> **How to complete this task**: Throughout the listing below, copy each line containing "Solution".

> **Information supplied**:
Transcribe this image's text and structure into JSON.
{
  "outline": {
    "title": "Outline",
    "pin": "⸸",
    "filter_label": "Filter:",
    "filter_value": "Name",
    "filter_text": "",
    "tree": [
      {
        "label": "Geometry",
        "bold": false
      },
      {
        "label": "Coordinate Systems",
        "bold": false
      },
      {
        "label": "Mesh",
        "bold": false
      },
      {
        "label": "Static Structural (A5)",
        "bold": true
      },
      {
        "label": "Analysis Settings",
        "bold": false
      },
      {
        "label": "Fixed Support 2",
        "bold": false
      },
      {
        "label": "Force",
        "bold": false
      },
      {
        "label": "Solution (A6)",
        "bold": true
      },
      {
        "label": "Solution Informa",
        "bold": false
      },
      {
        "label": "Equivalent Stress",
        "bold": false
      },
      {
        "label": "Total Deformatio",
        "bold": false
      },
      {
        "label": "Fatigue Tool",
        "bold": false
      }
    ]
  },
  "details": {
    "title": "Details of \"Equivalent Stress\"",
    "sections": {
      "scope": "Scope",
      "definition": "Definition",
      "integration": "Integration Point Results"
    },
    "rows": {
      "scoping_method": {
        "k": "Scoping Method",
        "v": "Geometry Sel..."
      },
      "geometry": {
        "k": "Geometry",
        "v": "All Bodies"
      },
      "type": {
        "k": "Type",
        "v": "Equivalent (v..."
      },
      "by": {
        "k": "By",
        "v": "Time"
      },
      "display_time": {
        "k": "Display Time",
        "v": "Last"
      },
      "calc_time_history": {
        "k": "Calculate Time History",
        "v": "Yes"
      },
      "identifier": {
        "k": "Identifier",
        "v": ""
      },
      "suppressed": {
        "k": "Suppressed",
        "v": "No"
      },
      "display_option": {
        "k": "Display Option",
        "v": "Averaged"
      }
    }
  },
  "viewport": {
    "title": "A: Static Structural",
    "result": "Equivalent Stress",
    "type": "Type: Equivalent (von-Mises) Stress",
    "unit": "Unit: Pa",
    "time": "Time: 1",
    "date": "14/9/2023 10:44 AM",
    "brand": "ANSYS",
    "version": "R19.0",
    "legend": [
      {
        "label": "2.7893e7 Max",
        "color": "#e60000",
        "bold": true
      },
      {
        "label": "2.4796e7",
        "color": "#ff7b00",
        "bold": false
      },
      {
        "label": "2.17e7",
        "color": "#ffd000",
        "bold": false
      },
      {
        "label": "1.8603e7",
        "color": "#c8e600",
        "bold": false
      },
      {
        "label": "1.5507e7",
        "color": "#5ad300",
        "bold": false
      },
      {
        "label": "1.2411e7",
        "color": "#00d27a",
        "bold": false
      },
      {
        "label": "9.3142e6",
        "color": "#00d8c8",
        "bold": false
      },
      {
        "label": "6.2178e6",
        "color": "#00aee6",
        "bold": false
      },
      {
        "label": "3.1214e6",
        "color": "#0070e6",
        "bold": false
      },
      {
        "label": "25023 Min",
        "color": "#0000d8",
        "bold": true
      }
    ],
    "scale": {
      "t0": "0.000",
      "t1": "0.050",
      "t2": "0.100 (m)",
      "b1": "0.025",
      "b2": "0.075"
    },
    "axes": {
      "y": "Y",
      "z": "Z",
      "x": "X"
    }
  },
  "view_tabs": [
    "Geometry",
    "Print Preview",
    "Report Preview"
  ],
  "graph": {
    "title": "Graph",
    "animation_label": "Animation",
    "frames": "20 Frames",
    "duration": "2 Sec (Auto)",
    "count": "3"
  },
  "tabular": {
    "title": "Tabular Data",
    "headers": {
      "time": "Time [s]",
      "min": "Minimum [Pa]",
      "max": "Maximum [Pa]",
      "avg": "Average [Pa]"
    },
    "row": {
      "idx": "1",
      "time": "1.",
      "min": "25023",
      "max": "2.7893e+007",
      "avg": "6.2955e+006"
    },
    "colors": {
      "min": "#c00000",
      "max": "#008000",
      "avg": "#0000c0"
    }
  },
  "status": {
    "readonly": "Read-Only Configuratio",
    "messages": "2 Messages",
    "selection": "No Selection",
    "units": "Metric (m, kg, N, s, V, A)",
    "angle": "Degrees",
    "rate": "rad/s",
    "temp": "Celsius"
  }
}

> **Response to this task**:
        "label": "Solution (A6)",
        "label": "Solution Informa",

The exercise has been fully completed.